------ Exercise inputs

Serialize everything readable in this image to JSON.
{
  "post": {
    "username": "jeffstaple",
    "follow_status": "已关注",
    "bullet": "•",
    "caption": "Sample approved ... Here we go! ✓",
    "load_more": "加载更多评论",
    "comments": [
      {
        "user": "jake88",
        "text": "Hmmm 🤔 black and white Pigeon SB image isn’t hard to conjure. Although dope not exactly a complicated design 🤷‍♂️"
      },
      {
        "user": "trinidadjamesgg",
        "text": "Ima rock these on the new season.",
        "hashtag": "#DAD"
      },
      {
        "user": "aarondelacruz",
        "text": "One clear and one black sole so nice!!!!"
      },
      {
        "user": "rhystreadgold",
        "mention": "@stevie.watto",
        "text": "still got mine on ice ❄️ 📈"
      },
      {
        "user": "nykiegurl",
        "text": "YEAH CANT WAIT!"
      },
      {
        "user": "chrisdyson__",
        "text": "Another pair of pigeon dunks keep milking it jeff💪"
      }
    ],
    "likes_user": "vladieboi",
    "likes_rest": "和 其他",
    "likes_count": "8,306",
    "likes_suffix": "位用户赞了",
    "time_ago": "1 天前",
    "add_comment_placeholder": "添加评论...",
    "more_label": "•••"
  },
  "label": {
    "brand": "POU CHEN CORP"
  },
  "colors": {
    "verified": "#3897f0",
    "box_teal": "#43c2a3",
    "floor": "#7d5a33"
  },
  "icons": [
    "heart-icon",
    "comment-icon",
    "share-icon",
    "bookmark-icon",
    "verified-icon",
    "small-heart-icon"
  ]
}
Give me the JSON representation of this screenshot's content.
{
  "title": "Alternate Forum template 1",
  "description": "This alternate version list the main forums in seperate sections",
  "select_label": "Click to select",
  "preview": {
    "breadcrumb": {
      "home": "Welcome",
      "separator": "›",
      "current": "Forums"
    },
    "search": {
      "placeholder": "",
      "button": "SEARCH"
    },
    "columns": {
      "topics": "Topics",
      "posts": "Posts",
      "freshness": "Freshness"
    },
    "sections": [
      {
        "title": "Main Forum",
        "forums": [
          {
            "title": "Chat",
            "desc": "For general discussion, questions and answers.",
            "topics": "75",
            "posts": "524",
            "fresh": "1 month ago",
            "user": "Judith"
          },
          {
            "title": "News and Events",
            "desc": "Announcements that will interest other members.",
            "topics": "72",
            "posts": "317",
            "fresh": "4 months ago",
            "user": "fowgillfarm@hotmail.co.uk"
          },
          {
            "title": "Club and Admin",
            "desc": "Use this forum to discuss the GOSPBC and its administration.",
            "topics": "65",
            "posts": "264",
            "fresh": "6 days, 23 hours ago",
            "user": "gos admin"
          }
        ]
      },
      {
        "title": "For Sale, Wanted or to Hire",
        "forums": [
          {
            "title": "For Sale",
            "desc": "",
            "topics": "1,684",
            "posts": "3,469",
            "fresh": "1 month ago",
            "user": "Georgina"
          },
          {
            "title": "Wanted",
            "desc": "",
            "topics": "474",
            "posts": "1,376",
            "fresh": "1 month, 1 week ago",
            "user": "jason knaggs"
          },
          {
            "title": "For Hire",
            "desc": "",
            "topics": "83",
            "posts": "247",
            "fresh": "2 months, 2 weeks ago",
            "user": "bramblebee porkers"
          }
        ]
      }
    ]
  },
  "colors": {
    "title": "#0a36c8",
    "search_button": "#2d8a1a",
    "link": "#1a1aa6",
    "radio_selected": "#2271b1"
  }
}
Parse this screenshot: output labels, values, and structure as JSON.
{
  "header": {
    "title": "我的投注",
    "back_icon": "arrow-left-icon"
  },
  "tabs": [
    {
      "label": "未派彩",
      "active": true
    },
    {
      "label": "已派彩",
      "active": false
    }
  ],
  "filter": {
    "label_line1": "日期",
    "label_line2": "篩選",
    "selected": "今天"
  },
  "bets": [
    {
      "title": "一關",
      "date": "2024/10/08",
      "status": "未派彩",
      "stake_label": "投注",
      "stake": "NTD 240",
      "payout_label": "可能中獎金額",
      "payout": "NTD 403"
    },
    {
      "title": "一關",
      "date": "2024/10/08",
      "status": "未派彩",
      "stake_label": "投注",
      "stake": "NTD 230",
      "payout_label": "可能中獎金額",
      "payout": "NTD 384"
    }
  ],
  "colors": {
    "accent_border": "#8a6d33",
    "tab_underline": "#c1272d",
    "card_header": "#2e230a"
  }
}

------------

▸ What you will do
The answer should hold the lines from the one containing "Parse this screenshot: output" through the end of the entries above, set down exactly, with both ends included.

▸ Completed task
Parse this screenshot: output labels, values, and structure as JSON.
{
  "header": {
    "title": "我的投注",
    "back_icon": "arrow-left-icon"
  },
  "tabs": [
    {
      "label": "未派彩",
      "active": true
    },
    {
      "label": "已派彩",
      "active": false
    }
  ],
  "filter": {
    "label_line1": "日期",
    "label_line2": "篩選",
    "selected": "今天"
  },
  "bets": [
    {
      "title": "一關",
      "date": "2024/10/08",
      "status": "未派彩",
      "stake_label": "投注",
      "stake": "NTD 240",
      "payout_label": "可能中獎金額",
      "payout": "NTD 403"
    },
    {
      "title": "一關",
      "date": "2024/10/08",
      "status": "未派彩",
      "stake_label": "投注",
      "stake": "NTD 230",
      "payout_label": "可能中獎金額",
      "payout": "NTD 384"
    }
  ],
  "colors": {
    "accent_border": "#8a6d33",
    "tab_underline": "#c1272d",
    "card_header": "#2e230a"
  }
}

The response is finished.